Posted at 07:00 AM ET, 04/13/2006
Making Companies Pay for Bad Service
How's this for a radical idea? If you can't quickly reach a customer-service representative, you should be compensated for your time and effort.
Or this? You should get a credit on your next bill if the first customer-service rep doesn't have your records or can't solve your problem. Ditto, if you're billed incorrectly and have to call or e-mail the company to get the problem fixed.
Roman says he's become increasingly dissatisfied with how customers are treated. They have long hold times on the phone, are transferred to call centers either in the U.S. or offshore where answers are hard to find and often incomplete.
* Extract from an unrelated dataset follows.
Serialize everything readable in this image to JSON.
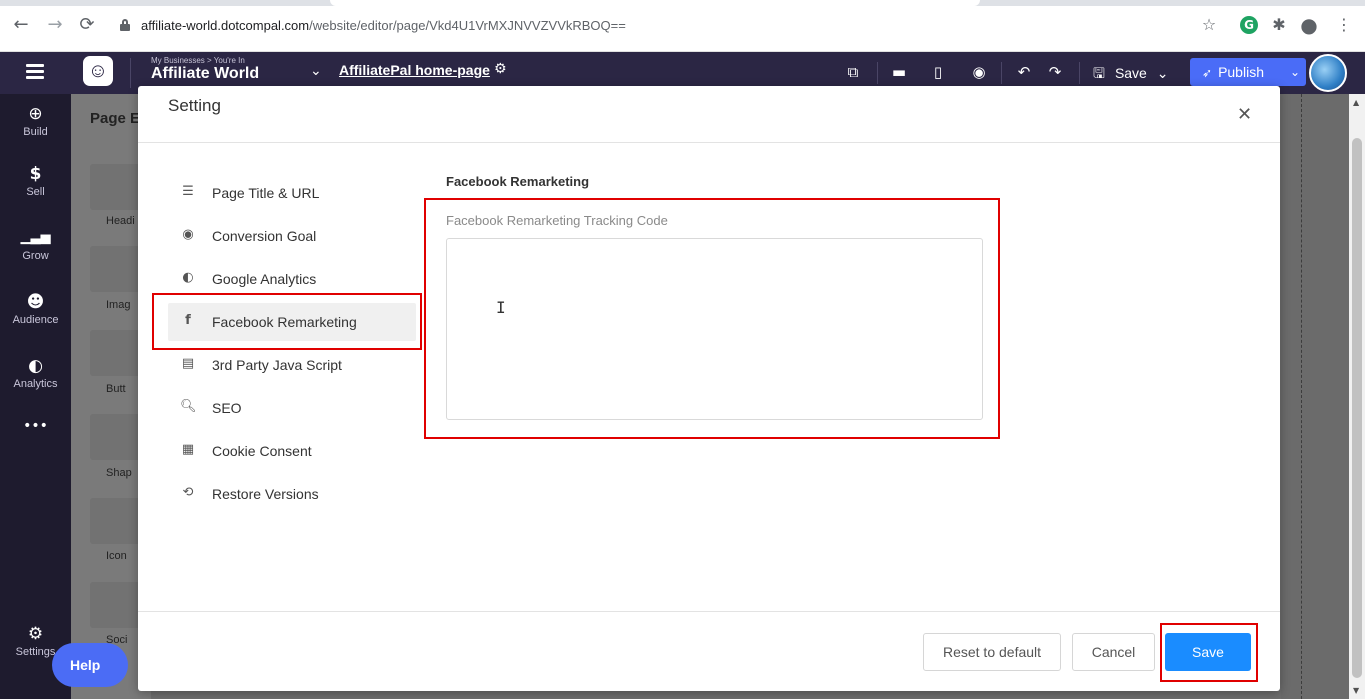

"It's a pretty sad state of affairs now," Roman said in a telephone interview. In fact, "customer service is so poor that the only way I know how to fix it is to get a movement going to put pressure on bad behavior, to make companies respect their customers and value their time, and if not, make them pay for it."
Roman said companies curry our favor and make all sorts of promises to get us to buy their goods. But once they have you as a customer, that attitude changes--the customer is "managed" to get the shortest possible amount of talk-time so customer service reps can handle more calls per hour. "Let's extract a little pain if companies don't respect our time as customers," said Roman whose client list includes Microsoft, Hewlett-Packard, Reliant Energy, IBM, the U.S. Postal Service, Computer Associates and Starwood Hotels.
For the past year, Roman has conducted an online survey, asking consumers to rate their experience with a customer-service call center. Nearly two-thirds of the 300 respondents rated their experience as negative or neutral. And almost all callers had a negative to neutral reaction when the call was outsourced to a third-party call center. It didn't matter if that call center was located in the U.S. or abroad.
Particularly surprising is Roman's finding that college students are less bothered by the automated call centers than older consumers; when it came to menu clutter, 53 percent of college students said they didn't like it compared to 78 percent of adults. "This leads to the interesting question of whether businesses are training young people to expect poor customer-service call experiences," Roman said. After all, he noted, most students have been "raised" on automated call center menus and haven't experienced anything else.
"Considering what we spend for products and services don't we have the right to better treatment?" Roman asked.
As a customer I have the right: